Testing: a student’s greatest enemy besides grades. Testing has always been an issue for educators, students, and parents. Standardized testing is used in many schools in order to measure how much a student has learned as well as keep track of a teacher’s accountability. In a lot of ways, this sounds like a reasonable way to test students, but what happens when testing fails to show the truth of what it is truly measuring?
Problems like “teaching for the test” appear that affect accountability and, as a result, what a student learns is blurred. As testing is now, it is a measurement for a student’s ability to pass a test and not their true comprehension of the material.
Testing has now also become a way to determine whether or not a student should pursue a college education. Tests like the SAT and ACT become tools that determine where a student can or cannot go. This, in turn, causes students to not study the material, but learn test-taking skills that will get them a better score. A student, then, no longer gains an education that will prepare them for the future, but methods that help you figure out whether to bubble in A, B, C, or D.
It also becomes a way to check whether or not the government should continue investing money on certain schools. Testing percentages and growth become the measurements on how successful a school is. With these statistics and percentages, a school’s funding can be cut and this leads to even less resources for students. Testing becomes so important for this reason that it completely overshadows the purpose of why we are testing.
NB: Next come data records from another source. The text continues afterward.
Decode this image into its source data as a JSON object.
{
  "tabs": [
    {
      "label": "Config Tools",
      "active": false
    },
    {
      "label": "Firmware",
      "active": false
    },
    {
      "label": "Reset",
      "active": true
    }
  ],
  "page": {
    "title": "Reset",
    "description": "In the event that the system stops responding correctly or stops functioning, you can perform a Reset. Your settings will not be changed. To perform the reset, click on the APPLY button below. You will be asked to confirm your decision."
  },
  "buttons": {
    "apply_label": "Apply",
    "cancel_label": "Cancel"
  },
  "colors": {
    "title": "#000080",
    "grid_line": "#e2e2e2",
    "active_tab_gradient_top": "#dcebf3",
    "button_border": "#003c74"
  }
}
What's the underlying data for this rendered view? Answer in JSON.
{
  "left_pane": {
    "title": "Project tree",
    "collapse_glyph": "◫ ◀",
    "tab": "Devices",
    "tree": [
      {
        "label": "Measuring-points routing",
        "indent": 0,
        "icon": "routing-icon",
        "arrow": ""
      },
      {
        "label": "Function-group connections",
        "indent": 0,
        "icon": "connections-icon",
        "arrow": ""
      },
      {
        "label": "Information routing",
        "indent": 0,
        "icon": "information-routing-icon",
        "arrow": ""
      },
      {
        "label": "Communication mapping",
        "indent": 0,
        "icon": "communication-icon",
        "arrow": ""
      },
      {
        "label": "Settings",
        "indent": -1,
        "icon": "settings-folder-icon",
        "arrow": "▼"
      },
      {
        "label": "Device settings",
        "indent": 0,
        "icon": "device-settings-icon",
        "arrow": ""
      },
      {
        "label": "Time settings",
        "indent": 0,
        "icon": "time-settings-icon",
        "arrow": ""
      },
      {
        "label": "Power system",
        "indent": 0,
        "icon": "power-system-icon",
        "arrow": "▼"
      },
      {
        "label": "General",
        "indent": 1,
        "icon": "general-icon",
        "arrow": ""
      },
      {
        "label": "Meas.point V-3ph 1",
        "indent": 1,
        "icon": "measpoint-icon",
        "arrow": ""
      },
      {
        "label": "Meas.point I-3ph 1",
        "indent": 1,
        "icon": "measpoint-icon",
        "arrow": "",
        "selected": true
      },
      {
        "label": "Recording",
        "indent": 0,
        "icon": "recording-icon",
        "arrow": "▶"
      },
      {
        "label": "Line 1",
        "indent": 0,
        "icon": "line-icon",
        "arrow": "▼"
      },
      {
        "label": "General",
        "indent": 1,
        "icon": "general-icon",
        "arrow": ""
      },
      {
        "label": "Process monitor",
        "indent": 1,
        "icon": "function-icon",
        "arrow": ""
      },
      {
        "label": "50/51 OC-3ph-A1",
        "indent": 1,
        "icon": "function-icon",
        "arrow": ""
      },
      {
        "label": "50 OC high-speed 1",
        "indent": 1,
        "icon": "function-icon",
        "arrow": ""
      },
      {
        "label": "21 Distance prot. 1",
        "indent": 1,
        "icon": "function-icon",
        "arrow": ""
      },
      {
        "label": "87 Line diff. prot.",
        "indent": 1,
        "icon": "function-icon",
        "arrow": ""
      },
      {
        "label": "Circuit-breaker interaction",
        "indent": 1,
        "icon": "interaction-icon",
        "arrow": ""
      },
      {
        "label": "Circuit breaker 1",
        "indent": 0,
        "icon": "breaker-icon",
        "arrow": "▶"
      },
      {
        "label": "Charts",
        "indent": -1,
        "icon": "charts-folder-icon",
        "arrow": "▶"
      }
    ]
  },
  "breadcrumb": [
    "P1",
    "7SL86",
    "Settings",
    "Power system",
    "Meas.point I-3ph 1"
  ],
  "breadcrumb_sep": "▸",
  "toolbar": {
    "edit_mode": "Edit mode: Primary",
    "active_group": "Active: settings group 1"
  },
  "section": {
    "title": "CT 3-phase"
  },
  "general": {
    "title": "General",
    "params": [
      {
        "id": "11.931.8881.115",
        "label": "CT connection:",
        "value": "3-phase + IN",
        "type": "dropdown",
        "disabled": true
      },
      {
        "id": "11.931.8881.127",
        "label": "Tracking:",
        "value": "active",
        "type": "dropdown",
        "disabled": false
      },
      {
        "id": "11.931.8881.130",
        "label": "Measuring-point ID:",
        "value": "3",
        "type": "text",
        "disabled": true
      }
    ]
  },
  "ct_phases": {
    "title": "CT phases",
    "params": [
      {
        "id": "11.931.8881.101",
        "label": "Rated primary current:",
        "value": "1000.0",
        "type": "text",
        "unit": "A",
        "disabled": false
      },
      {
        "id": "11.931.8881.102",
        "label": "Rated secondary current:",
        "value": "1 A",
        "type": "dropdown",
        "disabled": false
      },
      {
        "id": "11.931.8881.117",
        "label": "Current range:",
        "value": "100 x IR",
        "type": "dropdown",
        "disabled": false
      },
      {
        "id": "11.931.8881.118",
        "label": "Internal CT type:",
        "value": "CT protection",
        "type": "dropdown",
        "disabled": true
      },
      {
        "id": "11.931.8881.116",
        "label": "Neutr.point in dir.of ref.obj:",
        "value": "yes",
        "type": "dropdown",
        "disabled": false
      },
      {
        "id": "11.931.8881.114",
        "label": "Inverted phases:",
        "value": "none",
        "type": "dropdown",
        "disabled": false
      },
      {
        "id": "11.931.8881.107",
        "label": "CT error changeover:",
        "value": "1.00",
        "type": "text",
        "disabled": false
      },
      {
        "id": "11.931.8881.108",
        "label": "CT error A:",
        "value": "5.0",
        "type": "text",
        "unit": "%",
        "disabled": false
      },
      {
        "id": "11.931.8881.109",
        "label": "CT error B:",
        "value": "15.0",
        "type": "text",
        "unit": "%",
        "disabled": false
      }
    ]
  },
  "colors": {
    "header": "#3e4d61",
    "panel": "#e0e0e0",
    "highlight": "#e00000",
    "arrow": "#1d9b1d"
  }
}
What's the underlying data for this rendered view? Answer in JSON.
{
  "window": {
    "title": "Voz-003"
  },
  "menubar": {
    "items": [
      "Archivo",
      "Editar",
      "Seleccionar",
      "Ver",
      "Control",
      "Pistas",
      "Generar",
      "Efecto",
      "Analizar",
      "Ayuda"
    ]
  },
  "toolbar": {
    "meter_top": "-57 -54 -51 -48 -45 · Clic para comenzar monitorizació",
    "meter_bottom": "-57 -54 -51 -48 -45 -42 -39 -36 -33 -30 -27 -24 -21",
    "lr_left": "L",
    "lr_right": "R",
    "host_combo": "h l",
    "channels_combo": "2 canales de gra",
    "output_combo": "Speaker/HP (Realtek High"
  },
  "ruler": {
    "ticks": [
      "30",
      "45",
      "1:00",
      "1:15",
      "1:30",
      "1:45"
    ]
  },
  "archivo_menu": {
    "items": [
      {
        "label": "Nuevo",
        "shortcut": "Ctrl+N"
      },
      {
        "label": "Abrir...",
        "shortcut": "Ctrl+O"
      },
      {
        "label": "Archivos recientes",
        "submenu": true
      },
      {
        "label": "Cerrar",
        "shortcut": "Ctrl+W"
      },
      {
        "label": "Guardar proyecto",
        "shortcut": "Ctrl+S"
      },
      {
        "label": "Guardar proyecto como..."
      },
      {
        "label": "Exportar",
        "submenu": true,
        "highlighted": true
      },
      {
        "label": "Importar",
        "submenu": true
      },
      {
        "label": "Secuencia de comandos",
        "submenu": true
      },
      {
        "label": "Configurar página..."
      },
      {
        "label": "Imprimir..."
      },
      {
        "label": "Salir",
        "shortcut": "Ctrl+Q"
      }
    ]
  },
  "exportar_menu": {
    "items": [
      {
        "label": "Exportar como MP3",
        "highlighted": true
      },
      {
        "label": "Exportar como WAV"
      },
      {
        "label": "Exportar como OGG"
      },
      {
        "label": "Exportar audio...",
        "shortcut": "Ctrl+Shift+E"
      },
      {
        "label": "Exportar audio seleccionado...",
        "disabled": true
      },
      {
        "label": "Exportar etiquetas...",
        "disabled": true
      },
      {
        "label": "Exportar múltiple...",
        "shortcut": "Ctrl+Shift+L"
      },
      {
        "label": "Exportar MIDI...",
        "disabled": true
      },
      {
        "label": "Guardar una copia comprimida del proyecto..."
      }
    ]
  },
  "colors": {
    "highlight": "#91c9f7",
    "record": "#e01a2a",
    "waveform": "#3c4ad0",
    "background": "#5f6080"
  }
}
It is sad to see how far from the objective testing has fallen and how it is negatively affecting our education. These test turn schools from a place of learning to nothing more than a cheat sheet to use on the test. If nothing is done the investment in our education would cease to bear any fruit and the next generation may very well be the last